• [Data records]
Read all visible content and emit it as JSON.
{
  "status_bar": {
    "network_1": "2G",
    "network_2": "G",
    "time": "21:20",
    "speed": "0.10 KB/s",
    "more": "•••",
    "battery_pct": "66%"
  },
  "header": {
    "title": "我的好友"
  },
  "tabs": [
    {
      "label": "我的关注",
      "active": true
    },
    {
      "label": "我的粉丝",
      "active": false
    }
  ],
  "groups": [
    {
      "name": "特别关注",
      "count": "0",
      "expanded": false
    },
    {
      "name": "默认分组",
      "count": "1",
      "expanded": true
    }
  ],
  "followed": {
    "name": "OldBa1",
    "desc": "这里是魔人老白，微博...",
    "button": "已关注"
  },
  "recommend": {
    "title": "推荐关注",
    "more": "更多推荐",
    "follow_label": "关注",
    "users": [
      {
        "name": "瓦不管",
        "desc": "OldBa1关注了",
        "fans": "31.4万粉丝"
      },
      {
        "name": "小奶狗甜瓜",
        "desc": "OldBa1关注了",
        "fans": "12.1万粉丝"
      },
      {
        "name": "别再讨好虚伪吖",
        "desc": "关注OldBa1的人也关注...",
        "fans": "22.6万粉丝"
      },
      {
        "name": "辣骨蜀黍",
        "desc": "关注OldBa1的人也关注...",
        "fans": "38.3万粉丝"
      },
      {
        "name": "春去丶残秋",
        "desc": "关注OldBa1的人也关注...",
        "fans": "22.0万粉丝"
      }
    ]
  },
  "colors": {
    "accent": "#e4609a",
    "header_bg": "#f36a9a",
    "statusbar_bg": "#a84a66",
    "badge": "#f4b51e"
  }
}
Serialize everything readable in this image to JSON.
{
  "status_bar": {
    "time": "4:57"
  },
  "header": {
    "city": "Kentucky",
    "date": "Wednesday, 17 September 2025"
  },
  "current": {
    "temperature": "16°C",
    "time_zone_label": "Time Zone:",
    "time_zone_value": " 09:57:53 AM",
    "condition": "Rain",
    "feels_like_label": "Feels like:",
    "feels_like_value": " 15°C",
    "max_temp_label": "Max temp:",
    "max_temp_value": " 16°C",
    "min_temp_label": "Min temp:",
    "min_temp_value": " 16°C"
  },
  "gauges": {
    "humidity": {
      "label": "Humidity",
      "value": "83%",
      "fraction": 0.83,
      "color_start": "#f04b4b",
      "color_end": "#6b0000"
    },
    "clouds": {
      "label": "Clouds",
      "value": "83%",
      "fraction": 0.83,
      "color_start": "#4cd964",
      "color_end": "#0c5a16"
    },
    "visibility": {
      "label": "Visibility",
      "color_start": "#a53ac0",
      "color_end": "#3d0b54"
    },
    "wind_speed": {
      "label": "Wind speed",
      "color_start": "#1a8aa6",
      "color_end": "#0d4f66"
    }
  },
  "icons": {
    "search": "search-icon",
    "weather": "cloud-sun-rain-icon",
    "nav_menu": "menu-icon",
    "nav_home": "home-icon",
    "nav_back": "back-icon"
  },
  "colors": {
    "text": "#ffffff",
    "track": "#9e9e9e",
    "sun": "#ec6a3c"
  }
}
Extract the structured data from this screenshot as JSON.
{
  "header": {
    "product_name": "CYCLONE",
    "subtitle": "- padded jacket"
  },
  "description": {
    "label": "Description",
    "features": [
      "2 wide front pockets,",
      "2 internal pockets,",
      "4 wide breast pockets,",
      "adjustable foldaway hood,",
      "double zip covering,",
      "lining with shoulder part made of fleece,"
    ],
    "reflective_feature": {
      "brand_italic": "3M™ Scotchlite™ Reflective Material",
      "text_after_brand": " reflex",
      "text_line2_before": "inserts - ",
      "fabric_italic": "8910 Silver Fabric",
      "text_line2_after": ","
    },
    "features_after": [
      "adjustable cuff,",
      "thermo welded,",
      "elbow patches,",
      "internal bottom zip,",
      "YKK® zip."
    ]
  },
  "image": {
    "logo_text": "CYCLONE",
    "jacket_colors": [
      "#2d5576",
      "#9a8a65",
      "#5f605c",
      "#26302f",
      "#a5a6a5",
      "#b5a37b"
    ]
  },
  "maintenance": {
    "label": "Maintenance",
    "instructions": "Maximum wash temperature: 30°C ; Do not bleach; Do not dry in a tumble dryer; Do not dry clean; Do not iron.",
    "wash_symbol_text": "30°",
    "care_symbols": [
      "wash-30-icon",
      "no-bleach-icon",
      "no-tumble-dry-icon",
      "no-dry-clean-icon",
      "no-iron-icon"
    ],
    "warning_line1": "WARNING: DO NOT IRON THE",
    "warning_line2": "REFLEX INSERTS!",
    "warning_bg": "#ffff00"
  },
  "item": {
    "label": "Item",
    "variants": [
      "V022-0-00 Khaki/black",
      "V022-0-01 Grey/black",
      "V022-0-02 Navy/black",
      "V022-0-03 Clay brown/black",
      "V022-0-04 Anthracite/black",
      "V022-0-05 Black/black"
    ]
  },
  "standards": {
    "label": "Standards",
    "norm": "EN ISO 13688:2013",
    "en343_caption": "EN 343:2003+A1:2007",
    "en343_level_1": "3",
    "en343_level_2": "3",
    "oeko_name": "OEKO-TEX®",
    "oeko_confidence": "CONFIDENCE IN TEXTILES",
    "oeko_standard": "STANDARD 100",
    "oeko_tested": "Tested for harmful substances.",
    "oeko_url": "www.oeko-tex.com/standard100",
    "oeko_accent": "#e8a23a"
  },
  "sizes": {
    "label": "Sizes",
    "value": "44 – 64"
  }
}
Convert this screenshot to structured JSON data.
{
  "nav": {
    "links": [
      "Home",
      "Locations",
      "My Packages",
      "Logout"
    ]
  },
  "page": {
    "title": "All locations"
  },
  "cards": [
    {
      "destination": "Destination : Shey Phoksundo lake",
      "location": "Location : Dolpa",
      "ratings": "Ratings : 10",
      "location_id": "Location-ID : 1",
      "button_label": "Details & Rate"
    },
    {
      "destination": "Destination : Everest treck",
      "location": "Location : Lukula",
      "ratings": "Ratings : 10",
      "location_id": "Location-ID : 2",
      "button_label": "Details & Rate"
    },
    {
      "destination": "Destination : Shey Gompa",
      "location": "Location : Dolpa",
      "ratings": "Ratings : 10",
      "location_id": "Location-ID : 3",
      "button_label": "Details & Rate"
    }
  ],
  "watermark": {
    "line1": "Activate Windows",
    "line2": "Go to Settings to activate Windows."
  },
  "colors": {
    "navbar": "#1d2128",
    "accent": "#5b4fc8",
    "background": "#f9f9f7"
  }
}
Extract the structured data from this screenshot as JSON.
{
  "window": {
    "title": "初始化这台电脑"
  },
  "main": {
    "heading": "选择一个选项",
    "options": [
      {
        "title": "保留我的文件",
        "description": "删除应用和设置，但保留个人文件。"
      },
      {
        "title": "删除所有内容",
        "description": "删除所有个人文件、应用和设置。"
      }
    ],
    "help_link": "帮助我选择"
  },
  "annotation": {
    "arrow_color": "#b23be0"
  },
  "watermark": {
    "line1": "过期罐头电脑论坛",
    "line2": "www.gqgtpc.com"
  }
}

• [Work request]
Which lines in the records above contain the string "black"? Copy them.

• [Answer section]
      "V022-0-00 Khaki/black",
      "V022-0-01 Grey/black",
      "V022-0-02 Navy/black",
      "V022-0-03 Clay brown/black",
      "V022-0-04 Anthracite/black",
      "V022-0-05 Black/black"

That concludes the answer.